What you will do:
Go through the entries below and work out how many lines include "label"; give only that number.

Dataset excerpts:
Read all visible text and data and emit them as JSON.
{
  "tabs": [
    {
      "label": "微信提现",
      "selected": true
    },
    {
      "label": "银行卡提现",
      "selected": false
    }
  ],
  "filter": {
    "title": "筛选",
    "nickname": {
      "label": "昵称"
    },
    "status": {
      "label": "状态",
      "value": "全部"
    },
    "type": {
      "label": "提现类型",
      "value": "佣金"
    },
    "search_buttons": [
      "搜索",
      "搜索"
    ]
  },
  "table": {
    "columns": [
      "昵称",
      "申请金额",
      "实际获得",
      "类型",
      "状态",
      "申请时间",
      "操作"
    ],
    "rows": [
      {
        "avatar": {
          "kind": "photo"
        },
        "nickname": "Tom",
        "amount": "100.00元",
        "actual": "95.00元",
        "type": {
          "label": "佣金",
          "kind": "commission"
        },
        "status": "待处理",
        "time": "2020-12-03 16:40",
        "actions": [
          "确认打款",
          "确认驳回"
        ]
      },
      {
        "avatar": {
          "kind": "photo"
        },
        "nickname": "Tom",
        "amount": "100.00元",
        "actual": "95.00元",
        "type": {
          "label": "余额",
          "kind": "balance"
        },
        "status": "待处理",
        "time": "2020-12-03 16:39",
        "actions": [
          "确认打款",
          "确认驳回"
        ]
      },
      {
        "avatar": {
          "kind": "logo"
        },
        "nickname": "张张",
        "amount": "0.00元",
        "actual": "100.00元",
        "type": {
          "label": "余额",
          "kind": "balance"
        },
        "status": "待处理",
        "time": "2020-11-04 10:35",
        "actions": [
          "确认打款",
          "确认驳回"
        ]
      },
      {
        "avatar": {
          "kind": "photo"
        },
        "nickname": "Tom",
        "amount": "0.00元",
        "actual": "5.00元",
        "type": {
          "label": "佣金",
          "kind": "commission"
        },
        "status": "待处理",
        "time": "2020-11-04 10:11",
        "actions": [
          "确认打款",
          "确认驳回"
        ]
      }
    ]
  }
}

Output for this task:
9